To the era of British cinema when the bywords for terror and the celluloid supernatural were Hammer Films, Amicus Productions, and Blythewood – the “Studio of Screams” (as the News of the World dubbed it in 1965).
Here, as never permitted before, are the authorised novelizations of four Blythewood classic horror films.
Forgotten by some. Unforgettable to many.
To chill your spine from the printed page as they once did from the silver screen...
SWORD OF THE DEMON
Death and disaster stalk the members of a British expedition after they plunder the tomb of a legendary Chinese warlord, for among the artefacts they ship back to London is a sword rumoured to contain the spirit of a vengeful demon...
THE DEVIL’S CIRCUS
Le Circus Furneaux brings screams of joy wherever they travel, but there are other screams as well. Each searching for a missing brother, Yvette and Hugo will find those screams beneath the big top of The Devil’s Circus!...
CASTLE OF THE LOST
After surviving the war, Jack and his wife and child return to his family estate, Grayland Castle, the site of a scandal involving ritual sex and murder. That was all in the past, and now they're here to make the place their home. But in such places, the past does not wish to remain hidden. And in the castle's basements, shadows stir...
In the swinging sixties, Geraldine Copper works for the EBFC, better known as the censor, in London’s Soho. When she clashes with a firebrand director, Marcus Rand, over cuts to his violent and sexually-charged film The Mortal Sins of Dracula, it sets in train a series of ghastly events as the film itself seems to haunt her...
But whatever happened to Blythewood Studios?
Reclusive former movie producer Lawrence Blythewood agrees to surreptitiously meet with a college professor in rural Québec.
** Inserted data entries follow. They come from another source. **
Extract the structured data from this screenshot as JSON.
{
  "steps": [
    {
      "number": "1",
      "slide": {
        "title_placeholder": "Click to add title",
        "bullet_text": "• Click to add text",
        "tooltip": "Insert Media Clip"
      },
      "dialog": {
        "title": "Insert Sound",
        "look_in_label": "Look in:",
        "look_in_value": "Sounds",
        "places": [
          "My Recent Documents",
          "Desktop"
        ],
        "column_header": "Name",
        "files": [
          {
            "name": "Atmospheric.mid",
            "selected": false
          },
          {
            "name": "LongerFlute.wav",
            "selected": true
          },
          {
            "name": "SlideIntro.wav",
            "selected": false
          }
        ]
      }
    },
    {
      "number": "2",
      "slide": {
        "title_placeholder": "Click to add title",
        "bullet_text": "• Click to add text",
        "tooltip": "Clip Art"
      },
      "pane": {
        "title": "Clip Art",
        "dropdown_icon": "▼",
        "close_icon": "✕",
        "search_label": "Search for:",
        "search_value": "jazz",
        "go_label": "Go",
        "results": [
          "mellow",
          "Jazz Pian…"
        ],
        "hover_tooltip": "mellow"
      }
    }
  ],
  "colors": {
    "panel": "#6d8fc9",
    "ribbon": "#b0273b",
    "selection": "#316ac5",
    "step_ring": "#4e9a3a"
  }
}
Insisting upon the utmost security, he comes out of exile for just 24 hours. Long enough to discuss his cinematic legacy – and the four films above – but harbouring his own dark agenda...
A new anthology from PS Publishing of inter-conected stories from the fevered minds of masters of horror Stephen R. Bissette, Mark Morris, Christopher Golden, Tim Lebbon and Stephen Volk, with cover art by genre movie poster legend Graham Humphreys.
Unsigned Jacketed Hardcover. (A signed & numbered edition limited to 100 copies is also available.) Order your copy here.
Also check out this special feature at SciFi Bulletin: A Zoom interview with the authors about the Blythewood project and how it came about - with encyclopaedic references to our influences. And a chat between Christopher Golden and Stephen R. Bissette about the book:
I think it’s true to say that many of us horror writers of a certain generation have treasured memories of Hammer Films, Amicus Productions and their ilk. In fact, their output of genre classics is so important that some of us have secretly longed for a way to relive and recapture the excitement we had when we first experienced them.
That was my exact impulse when I first talked to Mark Morris about a book proposal entitled The Blythewood Horror Film Omnibus — an unashamed homage to John Burke’s Hammer Horror Film Omnibus, a fat paperback that came out in the sixties, comprising four novellas based on upcoming horror films. The difference being that our “Blythewood” would be a studio that never existed.
Our four films would be movies that we’d invent from scratch. Movies we wished we could have seen as feature films when we were growing up. And now we can – in book form – thanks to PS Publishing.